Dataset rows for apps and sites:
───

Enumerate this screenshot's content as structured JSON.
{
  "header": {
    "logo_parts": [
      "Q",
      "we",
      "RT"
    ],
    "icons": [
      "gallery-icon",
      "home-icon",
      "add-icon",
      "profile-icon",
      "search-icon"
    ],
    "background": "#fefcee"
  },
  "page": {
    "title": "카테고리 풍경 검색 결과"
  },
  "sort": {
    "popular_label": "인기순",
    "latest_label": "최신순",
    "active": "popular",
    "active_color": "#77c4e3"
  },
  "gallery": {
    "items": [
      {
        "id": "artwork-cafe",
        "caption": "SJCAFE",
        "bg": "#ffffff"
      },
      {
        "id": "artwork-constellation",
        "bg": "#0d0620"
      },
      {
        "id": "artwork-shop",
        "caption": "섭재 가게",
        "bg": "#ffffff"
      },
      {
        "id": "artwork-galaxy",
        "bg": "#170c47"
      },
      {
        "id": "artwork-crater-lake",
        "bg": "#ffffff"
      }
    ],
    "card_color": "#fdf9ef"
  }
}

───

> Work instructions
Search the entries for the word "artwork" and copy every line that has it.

> Solution
        "id": "artwork-cafe",
        "id": "artwork-constellation",
        "id": "artwork-shop",
        "id": "artwork-galaxy",
        "id": "artwork-crater-lake",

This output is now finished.